[Website and app data records]
--------------------------------------------------
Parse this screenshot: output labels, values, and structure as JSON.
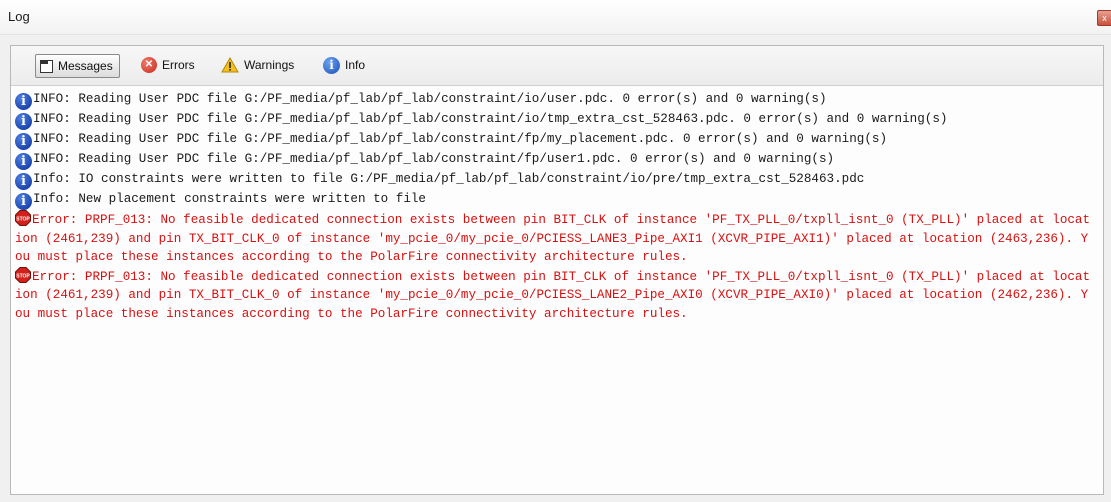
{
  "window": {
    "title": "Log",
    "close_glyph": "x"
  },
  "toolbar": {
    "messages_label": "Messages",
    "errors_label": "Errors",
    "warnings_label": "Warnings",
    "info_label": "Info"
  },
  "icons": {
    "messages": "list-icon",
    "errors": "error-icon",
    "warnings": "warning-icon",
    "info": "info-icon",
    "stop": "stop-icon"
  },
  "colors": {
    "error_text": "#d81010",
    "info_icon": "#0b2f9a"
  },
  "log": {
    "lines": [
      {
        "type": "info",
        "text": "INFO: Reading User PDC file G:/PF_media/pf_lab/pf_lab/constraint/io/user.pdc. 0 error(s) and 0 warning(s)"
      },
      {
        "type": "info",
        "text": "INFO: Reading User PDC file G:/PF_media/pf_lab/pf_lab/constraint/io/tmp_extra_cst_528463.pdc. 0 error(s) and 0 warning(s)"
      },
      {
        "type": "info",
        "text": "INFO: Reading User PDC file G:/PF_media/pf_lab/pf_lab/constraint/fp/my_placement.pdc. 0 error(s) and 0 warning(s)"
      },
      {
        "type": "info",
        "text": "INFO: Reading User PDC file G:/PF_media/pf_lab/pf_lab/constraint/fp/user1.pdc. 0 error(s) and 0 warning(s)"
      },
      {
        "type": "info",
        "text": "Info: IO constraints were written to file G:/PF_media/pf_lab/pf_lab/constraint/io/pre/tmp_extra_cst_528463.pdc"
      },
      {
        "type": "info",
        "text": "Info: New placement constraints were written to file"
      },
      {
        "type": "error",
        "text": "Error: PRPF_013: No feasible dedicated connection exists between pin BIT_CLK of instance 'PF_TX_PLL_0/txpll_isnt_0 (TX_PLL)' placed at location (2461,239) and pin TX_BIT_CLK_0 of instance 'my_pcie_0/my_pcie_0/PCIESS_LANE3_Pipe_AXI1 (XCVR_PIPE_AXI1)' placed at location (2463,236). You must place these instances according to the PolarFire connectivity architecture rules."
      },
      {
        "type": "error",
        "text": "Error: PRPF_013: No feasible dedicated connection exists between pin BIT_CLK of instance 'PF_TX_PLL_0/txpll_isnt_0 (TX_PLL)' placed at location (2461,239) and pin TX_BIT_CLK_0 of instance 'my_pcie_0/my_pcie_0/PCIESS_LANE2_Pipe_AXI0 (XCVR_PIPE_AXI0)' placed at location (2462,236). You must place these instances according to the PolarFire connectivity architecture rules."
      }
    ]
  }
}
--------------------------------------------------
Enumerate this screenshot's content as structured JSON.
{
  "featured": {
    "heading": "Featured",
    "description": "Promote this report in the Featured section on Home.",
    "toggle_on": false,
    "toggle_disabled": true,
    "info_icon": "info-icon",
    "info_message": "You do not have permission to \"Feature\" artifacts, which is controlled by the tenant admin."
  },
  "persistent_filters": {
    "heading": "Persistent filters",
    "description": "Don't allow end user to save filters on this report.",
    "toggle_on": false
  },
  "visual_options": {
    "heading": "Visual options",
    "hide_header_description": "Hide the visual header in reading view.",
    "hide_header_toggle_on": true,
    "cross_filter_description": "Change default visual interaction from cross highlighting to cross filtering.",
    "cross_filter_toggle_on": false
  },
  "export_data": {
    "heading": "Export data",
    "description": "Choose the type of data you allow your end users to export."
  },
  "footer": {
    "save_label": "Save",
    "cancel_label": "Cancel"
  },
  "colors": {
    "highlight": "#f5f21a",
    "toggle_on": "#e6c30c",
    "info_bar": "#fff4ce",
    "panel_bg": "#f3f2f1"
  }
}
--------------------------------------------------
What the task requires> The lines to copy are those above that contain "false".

Expected output>
    "toggle_on": false,
    "toggle_on": false
    "cross_filter_toggle_on": false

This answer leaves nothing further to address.